#### [Records for the task]
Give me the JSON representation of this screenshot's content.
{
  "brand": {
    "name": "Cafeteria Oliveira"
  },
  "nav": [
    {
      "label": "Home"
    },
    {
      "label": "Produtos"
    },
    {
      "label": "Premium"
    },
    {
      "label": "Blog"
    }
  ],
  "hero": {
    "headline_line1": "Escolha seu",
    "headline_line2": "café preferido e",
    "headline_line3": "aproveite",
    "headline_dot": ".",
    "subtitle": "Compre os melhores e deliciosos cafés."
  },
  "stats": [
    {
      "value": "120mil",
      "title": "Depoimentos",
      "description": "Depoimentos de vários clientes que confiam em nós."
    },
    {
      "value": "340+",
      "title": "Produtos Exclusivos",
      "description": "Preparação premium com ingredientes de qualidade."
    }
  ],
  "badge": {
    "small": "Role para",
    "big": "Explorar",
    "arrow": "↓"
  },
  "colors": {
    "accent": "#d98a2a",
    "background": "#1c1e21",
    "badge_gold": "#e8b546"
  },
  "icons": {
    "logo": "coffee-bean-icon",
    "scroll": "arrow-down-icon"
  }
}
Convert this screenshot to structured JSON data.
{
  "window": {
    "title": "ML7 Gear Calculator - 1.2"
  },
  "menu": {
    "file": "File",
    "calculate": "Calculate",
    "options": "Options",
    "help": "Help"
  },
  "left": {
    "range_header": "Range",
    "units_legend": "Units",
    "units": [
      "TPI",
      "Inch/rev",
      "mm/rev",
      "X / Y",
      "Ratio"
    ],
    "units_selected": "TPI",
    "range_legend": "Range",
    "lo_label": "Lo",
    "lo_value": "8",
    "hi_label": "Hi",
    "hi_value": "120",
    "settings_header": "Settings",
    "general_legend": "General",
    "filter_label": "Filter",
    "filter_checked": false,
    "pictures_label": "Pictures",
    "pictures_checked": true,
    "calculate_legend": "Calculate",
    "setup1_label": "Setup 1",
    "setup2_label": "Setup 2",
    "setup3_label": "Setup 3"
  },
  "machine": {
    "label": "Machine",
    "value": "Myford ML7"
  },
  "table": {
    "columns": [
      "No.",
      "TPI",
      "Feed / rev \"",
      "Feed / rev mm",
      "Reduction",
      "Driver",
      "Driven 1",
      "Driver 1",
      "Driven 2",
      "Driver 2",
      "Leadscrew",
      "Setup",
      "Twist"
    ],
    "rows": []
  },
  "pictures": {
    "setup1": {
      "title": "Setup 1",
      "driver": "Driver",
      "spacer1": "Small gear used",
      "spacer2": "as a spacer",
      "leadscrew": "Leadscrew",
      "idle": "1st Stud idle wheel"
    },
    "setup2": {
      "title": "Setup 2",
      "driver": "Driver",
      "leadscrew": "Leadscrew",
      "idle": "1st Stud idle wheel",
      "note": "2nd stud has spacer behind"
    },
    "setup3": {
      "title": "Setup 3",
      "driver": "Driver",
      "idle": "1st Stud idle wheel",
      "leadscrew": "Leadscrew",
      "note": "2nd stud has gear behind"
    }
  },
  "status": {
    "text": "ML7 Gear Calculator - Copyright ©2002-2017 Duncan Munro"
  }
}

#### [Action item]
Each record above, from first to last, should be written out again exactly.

#### [Output for this exercise]
Give me the JSON representation of this screenshot's content.
{
  "brand": {
    "name": "Cafeteria Oliveira"
  },
  "nav": [
    {
      "label": "Home"
    },
    {
      "label": "Produtos"
    },
    {
      "label": "Premium"
    },
    {
      "label": "Blog"
    }
  ],
  "hero": {
    "headline_line1": "Escolha seu",
    "headline_line2": "café preferido e",
    "headline_line3": "aproveite",
    "headline_dot": ".",
    "subtitle": "Compre os melhores e deliciosos cafés."
  },
  "stats": [
    {
      "value": "120mil",
      "title": "Depoimentos",
      "description": "Depoimentos de vários clientes que confiam em nós."
    },
    {
      "value": "340+",
      "title": "Produtos Exclusivos",
      "description": "Preparação premium com ingredientes de qualidade."
    }
  ],
  "badge": {
    "small": "Role para",
    "big": "Explorar",
    "arrow": "↓"
  },
  "colors": {
    "accent": "#d98a2a",
    "background": "#1c1e21",
    "badge_gold": "#e8b546"
  },
  "icons": {
    "logo": "coffee-bean-icon",
    "scroll": "arrow-down-icon"
  }
}
Convert this screenshot to structured JSON data.
{
  "window": {
    "title": "ML7 Gear Calculator - 1.2"
  },
  "menu": {
    "file": "File",
    "calculate": "Calculate",
    "options": "Options",
    "help": "Help"
  },
  "left": {
    "range_header": "Range",
    "units_legend": "Units",
    "units": [
      "TPI",
      "Inch/rev",
      "mm/rev",
      "X / Y",
      "Ratio"
    ],
    "units_selected": "TPI",
    "range_legend": "Range",
    "lo_label": "Lo",
    "lo_value": "8",
    "hi_label": "Hi",
    "hi_value": "120",
    "settings_header": "Settings",
    "general_legend": "General",
    "filter_label": "Filter",
    "filter_checked": false,
    "pictures_label": "Pictures",
    "pictures_checked": true,
    "calculate_legend": "Calculate",
    "setup1_label": "Setup 1",
    "setup2_label": "Setup 2",
    "setup3_label": "Setup 3"
  },
  "machine": {
    "label": "Machine",
    "value": "Myford ML7"
  },
  "table": {
    "columns": [
      "No.",
      "TPI",
      "Feed / rev \"",
      "Feed / rev mm",
      "Reduction",
      "Driver",
      "Driven 1",
      "Driver 1",
      "Driven 2",
      "Driver 2",
      "Leadscrew",
      "Setup",
      "Twist"
    ],
    "rows": []
  },
  "pictures": {
    "setup1": {
      "title": "Setup 1",
      "driver": "Driver",
      "spacer1": "Small gear used",
      "spacer2": "as a spacer",
      "leadscrew": "Leadscrew",
      "idle": "1st Stud idle wheel"
    },
    "setup2": {
      "title": "Setup 2",
      "driver": "Driver",
      "leadscrew": "Leadscrew",
      "idle": "1st Stud idle wheel",
      "note": "2nd stud has spacer behind"
    },
    "setup3": {
      "title": "Setup 3",
      "driver": "Driver",
      "idle": "1st Stud idle wheel",
      "leadscrew": "Leadscrew",
      "note": "2nd stud has gear behind"
    }
  },
  "status": {
    "text": "ML7 Gear Calculator - Copyright ©2002-2017 Duncan Munro"
  }
}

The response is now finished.